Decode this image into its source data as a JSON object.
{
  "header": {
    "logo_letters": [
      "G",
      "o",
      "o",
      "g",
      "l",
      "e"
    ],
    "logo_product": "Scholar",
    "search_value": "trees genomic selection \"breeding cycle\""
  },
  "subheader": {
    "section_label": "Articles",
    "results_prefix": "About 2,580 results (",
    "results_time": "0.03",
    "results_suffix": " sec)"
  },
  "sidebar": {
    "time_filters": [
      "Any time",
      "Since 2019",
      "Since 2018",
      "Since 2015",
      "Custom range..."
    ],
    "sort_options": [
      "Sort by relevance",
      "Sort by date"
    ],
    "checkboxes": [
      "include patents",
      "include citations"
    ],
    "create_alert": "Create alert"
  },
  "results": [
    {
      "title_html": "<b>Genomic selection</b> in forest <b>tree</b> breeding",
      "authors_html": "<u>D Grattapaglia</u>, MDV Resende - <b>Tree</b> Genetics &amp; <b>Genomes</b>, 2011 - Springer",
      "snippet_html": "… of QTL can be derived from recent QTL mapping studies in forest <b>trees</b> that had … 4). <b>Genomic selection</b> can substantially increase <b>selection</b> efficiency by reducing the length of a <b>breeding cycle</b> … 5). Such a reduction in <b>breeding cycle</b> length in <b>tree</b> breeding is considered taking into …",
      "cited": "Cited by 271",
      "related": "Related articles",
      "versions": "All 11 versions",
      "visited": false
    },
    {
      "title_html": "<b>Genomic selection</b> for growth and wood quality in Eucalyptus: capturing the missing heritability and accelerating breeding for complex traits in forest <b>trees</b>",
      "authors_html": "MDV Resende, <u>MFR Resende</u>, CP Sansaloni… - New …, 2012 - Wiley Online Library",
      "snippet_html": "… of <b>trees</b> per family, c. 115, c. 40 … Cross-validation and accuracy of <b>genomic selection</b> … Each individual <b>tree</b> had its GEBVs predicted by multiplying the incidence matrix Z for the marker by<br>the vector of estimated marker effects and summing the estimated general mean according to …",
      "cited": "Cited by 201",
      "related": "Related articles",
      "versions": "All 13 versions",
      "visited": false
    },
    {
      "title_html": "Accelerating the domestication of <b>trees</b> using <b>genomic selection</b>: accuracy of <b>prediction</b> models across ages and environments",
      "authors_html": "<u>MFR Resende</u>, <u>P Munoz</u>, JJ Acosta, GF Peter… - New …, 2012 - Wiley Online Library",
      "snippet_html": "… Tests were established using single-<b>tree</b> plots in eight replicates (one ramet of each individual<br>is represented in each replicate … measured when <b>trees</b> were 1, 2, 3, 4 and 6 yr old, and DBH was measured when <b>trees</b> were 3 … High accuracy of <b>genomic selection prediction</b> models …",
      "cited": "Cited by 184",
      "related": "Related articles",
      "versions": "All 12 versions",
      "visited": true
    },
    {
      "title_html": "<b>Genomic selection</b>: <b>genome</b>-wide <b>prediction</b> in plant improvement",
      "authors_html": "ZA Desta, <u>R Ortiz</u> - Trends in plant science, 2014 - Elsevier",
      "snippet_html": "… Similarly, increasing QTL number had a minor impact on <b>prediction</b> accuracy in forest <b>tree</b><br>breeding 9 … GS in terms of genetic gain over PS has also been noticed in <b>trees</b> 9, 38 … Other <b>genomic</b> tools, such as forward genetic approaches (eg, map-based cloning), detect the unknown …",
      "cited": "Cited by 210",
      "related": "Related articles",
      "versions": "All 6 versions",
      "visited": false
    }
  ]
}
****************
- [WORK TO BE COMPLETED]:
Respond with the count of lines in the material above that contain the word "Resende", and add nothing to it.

- [SOLUTION FOR THIS EXERCISE]:
3